From the records below, state how many lines include the word "icons", giving only that number.
- - - - -
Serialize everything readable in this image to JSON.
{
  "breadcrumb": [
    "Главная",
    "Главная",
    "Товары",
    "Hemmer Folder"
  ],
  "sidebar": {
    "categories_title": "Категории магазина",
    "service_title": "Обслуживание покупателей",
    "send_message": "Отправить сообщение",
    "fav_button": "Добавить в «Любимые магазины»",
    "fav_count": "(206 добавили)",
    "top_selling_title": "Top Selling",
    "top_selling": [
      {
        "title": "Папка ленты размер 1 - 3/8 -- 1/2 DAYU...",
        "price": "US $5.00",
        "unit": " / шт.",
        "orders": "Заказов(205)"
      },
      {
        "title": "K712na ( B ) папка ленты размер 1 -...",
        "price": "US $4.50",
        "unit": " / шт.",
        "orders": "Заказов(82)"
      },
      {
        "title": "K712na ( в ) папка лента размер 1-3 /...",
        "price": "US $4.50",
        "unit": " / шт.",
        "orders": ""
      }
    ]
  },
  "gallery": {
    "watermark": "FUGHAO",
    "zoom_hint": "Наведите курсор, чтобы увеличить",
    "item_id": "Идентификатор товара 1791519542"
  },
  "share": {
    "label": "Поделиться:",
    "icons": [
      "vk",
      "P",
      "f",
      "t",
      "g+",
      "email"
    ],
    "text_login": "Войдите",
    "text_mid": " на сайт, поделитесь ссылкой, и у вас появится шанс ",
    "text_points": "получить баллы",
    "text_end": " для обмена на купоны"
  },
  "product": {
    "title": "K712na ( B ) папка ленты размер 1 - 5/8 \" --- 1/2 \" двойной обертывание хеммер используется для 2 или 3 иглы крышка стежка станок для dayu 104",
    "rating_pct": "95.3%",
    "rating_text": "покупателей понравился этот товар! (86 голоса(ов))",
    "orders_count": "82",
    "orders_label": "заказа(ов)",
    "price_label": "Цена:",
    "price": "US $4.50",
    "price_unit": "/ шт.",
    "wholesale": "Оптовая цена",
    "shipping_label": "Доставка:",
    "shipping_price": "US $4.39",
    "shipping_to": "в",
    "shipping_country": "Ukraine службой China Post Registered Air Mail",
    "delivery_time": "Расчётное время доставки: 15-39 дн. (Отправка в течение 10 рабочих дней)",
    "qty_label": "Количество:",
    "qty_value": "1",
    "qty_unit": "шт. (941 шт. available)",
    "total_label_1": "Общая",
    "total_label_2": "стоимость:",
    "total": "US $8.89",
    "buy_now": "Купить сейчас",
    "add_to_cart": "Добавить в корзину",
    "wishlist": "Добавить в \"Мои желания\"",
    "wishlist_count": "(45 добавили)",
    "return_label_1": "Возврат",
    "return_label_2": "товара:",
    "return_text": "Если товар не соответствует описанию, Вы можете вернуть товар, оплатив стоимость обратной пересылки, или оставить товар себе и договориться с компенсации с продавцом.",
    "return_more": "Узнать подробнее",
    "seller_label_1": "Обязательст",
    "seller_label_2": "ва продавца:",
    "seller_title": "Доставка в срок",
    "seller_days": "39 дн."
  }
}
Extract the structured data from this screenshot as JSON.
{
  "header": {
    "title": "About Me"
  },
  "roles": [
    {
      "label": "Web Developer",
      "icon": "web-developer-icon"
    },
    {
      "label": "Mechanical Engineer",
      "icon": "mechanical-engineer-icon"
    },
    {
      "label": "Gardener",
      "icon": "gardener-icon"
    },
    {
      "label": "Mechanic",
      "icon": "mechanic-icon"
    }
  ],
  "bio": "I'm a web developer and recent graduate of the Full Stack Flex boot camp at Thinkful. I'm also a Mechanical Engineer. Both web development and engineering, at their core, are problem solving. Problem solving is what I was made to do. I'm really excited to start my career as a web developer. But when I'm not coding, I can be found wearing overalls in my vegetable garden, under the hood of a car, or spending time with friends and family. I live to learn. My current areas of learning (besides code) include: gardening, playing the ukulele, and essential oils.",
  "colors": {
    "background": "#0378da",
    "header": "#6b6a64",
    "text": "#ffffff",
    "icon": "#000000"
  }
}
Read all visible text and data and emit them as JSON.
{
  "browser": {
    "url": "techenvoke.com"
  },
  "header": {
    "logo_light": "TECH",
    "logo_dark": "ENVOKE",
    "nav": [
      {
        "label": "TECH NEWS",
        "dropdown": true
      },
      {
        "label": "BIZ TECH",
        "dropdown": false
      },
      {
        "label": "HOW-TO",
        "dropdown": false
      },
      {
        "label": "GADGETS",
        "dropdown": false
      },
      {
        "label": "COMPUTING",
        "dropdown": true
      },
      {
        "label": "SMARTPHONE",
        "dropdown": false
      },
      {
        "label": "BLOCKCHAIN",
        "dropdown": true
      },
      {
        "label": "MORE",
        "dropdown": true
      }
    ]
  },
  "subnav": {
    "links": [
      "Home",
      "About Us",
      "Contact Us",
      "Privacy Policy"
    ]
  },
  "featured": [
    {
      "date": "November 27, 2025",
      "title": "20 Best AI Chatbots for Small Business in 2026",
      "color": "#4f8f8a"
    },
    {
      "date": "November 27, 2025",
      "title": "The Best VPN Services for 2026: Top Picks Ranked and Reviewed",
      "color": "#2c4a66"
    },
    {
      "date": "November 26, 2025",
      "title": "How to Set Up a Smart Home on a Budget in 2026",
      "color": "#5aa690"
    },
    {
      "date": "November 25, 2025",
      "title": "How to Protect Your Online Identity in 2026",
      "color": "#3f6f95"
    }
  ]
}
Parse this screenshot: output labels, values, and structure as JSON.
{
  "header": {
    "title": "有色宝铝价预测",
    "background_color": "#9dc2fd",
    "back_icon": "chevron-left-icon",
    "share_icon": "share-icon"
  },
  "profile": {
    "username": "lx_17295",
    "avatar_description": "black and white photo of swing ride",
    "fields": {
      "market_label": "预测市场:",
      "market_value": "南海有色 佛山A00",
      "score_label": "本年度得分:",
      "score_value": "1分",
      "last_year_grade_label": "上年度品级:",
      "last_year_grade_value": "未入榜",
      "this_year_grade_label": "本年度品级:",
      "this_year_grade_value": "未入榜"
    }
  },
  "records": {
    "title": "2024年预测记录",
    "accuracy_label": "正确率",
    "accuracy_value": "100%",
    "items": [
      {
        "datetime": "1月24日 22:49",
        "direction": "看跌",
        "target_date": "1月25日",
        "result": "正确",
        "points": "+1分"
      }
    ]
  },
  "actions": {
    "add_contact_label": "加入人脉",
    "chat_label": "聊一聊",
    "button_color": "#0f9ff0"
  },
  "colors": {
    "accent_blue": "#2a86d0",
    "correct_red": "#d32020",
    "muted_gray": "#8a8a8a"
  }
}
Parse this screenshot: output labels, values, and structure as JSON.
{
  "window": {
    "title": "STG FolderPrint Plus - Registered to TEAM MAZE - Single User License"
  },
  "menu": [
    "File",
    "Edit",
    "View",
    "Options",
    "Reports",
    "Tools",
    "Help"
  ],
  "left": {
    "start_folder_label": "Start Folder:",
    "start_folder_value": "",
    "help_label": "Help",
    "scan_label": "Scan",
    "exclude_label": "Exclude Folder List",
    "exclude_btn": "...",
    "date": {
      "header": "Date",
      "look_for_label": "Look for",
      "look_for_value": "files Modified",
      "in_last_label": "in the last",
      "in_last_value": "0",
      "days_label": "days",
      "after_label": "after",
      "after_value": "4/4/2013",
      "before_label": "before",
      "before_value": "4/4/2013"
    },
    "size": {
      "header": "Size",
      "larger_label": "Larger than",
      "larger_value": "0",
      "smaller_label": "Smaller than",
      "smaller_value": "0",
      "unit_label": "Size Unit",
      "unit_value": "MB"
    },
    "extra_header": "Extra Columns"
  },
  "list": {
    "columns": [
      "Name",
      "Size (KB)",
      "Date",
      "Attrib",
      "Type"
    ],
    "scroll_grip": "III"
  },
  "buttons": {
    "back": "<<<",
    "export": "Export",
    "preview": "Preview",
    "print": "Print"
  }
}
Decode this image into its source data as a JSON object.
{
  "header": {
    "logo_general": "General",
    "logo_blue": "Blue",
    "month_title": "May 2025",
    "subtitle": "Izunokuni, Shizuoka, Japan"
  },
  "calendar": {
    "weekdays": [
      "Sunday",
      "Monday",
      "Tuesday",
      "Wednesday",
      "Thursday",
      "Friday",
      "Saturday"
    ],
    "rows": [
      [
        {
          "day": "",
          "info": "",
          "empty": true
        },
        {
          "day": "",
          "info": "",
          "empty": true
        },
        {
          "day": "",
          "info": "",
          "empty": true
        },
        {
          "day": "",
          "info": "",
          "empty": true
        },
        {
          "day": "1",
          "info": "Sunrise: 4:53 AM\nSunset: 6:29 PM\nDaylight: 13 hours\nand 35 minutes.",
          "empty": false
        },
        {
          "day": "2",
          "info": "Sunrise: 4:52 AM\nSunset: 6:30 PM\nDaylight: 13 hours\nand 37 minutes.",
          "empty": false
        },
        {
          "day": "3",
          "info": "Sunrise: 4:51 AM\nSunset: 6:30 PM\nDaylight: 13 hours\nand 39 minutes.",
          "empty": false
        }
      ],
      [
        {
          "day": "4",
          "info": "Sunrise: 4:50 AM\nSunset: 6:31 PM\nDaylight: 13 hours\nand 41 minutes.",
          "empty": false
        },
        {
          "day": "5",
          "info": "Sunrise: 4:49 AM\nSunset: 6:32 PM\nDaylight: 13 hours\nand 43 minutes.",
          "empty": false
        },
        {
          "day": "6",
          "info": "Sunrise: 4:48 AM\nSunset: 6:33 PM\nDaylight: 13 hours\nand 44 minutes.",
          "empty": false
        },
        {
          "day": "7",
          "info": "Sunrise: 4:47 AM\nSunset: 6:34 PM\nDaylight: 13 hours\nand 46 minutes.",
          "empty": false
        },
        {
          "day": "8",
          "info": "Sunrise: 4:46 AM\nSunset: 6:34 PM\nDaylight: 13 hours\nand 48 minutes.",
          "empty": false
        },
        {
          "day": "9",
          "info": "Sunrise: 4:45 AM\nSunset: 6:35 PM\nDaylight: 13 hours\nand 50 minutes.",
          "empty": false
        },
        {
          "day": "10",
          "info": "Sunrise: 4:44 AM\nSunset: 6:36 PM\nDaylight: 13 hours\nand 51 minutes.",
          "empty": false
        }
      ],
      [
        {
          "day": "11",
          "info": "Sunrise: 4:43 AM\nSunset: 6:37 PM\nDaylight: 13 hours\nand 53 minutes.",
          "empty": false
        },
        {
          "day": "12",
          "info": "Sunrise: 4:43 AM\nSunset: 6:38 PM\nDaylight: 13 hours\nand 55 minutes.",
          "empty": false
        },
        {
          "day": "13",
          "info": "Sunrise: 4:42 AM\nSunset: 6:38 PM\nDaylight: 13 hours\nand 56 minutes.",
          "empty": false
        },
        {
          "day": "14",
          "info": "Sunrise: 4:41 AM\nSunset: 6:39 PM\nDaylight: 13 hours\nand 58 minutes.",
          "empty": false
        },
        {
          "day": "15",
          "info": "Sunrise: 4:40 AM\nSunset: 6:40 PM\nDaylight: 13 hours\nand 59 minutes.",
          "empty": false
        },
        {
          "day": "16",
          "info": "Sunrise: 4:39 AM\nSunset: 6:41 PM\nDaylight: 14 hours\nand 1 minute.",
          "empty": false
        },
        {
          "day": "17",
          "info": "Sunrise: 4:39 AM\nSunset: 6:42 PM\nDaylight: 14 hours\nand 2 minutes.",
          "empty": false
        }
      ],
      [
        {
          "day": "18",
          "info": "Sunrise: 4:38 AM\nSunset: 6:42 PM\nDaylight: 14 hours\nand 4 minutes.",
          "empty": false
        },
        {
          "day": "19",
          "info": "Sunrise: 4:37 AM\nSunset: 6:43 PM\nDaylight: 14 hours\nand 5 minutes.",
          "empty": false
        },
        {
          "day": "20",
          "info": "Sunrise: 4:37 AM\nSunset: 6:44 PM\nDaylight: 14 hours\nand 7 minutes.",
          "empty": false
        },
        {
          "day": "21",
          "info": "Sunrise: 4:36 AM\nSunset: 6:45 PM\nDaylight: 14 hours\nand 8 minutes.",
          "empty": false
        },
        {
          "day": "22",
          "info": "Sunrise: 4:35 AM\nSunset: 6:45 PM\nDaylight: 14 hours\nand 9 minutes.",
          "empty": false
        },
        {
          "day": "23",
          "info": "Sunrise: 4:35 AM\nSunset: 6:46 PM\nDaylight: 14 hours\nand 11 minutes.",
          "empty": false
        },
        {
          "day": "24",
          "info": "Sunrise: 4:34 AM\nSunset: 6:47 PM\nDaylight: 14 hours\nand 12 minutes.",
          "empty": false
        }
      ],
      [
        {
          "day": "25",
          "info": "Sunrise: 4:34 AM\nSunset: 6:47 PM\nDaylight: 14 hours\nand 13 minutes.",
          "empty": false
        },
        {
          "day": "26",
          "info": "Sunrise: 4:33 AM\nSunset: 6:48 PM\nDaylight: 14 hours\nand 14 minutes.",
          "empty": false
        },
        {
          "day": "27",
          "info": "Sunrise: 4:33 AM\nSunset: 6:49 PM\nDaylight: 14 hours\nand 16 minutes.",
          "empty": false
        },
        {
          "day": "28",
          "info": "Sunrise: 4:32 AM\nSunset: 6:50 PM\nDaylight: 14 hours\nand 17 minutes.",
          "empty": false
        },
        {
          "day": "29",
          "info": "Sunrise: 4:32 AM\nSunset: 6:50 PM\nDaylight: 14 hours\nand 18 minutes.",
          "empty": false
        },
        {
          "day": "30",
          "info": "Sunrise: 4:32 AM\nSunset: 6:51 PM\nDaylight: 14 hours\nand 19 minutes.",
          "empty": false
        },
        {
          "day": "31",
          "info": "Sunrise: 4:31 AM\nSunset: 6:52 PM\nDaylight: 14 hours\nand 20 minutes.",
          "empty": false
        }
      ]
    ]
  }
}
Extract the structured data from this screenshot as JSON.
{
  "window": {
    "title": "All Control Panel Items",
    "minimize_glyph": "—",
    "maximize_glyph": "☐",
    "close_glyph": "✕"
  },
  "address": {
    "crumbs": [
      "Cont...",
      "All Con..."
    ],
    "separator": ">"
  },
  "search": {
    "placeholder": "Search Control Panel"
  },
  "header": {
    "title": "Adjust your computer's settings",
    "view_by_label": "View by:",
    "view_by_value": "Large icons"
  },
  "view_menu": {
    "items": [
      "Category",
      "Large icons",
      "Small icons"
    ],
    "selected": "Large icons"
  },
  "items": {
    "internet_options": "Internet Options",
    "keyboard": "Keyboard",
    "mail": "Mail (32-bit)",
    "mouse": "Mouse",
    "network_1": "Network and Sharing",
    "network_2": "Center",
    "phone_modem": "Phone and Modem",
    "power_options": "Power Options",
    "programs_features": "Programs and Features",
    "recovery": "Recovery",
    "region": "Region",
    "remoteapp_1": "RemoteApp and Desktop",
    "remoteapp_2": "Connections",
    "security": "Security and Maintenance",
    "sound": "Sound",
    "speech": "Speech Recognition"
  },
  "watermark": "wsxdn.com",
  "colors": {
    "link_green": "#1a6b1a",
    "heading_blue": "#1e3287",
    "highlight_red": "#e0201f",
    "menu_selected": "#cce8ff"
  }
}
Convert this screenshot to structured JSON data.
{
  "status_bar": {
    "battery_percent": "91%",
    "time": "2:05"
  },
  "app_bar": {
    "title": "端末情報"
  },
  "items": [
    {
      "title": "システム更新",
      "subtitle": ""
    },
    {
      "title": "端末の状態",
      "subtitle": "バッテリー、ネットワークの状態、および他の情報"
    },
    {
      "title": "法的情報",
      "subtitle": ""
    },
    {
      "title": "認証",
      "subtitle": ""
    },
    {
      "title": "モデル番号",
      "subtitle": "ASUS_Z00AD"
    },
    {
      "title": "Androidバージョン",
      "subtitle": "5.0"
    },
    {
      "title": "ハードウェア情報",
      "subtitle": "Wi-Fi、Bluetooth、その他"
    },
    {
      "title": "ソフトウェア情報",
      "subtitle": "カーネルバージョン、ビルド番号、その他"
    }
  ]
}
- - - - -
● Answer space: 5